Bibliographic Collection: 
MOCA Reference, APE
Publication Type: Journal Article
Authors: Goodier, John L; Kazazian, Haig H
Year of Publication: 2008
Journal: Cell
Volume: 135
Issue: 1
Pagination: 23-35
Date Published: 10/2008
Publication Language: eng
ISSN: 1097-4172
Keywords: Animals, Genome, Human, Humans, Long Interspersed Nucleotide Elements, Retroelements, Short Interspersed Nucleotide Elements

Retrotransposons, mainly LINEs, SINEs, and endogenous retroviruses, make up roughly 40% of the mammalian genome and have played an important role in genome evolution. Their prevalence in genomes reflects a delicate balance between their further expansion and the restraint imposed by the host. In any human genome only a small number of LINE1s (L1s) are active, moving their own and SINE sequences into new genomic locations and occasionally causing disease. Recent insights and new technologies promise answers to fundamental questions about the biology of transposable elements.
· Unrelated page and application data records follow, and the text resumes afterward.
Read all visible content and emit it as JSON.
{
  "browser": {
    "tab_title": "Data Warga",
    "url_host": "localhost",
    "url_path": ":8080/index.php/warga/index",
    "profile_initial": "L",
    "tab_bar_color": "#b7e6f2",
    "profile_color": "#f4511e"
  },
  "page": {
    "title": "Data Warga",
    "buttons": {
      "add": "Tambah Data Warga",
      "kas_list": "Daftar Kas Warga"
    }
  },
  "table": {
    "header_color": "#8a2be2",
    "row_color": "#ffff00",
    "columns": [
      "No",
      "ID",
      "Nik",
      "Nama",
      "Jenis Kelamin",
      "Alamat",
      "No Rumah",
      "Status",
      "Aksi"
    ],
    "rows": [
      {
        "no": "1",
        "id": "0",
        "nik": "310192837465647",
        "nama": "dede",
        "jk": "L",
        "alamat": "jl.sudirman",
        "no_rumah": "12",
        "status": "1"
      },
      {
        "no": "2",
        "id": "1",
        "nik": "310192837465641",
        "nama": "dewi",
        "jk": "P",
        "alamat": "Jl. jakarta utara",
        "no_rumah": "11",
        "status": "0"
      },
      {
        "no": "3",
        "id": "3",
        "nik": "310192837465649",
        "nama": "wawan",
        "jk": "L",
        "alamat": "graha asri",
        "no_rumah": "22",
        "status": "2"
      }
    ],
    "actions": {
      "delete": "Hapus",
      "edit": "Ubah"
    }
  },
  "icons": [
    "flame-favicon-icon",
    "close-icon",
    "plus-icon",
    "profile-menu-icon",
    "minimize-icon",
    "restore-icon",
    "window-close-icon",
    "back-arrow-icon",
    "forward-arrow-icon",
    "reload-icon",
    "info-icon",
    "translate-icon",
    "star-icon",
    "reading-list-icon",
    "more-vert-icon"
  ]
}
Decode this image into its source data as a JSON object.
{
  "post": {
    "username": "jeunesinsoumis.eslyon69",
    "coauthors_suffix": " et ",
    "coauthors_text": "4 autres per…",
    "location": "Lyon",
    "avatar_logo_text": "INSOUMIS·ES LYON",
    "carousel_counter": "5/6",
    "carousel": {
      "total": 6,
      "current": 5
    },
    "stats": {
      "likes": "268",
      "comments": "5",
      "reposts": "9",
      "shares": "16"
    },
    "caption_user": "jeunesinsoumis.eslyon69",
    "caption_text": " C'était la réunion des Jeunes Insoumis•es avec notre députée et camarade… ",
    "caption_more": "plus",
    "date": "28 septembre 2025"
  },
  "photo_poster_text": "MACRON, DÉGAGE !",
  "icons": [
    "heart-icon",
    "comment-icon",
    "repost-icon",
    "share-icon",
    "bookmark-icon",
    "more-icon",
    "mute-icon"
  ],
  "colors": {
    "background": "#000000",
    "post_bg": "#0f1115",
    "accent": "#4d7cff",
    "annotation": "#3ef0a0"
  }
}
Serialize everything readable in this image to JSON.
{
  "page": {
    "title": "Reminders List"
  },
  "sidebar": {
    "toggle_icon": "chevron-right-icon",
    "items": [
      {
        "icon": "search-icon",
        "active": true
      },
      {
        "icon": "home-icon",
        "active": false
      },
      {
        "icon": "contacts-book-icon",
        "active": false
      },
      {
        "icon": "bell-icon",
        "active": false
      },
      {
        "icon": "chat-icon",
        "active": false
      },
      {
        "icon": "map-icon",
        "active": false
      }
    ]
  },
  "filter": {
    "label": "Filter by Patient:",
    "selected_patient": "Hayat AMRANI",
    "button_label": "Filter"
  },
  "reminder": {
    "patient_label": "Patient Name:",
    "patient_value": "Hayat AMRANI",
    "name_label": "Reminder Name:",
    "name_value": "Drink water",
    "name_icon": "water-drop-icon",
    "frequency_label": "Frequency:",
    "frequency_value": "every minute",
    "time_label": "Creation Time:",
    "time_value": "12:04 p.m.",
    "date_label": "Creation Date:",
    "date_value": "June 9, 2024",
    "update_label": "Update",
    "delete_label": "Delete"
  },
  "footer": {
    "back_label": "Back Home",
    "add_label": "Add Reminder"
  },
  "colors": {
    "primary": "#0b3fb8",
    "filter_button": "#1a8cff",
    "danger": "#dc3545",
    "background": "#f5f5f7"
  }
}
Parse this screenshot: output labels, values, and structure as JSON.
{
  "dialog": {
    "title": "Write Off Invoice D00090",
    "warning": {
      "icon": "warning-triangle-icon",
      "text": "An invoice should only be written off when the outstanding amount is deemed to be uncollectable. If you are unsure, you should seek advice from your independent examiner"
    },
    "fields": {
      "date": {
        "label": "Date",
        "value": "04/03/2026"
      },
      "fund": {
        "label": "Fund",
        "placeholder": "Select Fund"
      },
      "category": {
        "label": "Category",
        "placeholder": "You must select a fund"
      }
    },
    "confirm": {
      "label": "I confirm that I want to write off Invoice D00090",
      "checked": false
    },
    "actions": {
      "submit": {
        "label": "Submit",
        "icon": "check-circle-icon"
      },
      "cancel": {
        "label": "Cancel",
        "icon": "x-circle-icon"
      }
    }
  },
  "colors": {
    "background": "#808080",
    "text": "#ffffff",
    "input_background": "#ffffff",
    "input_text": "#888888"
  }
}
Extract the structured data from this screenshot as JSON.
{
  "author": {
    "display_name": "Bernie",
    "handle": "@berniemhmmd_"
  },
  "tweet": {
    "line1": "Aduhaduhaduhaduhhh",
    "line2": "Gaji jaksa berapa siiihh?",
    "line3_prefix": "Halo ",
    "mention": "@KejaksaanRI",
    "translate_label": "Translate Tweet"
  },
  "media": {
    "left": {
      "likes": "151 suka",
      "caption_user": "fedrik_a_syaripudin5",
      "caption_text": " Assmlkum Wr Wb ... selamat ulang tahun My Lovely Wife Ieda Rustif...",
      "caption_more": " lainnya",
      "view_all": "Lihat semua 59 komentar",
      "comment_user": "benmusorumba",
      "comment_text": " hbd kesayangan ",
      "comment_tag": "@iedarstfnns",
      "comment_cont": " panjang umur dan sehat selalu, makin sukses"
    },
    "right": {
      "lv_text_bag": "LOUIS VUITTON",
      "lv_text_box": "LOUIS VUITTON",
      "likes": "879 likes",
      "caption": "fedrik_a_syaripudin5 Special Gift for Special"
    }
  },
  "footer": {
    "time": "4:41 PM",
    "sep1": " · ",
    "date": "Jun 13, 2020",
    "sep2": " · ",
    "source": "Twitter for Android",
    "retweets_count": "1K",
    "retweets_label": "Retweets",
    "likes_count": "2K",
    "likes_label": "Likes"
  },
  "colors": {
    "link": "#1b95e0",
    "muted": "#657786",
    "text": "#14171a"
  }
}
DOI: 10.1016/j.cell.2008.09.022
Alternate Journal: Cell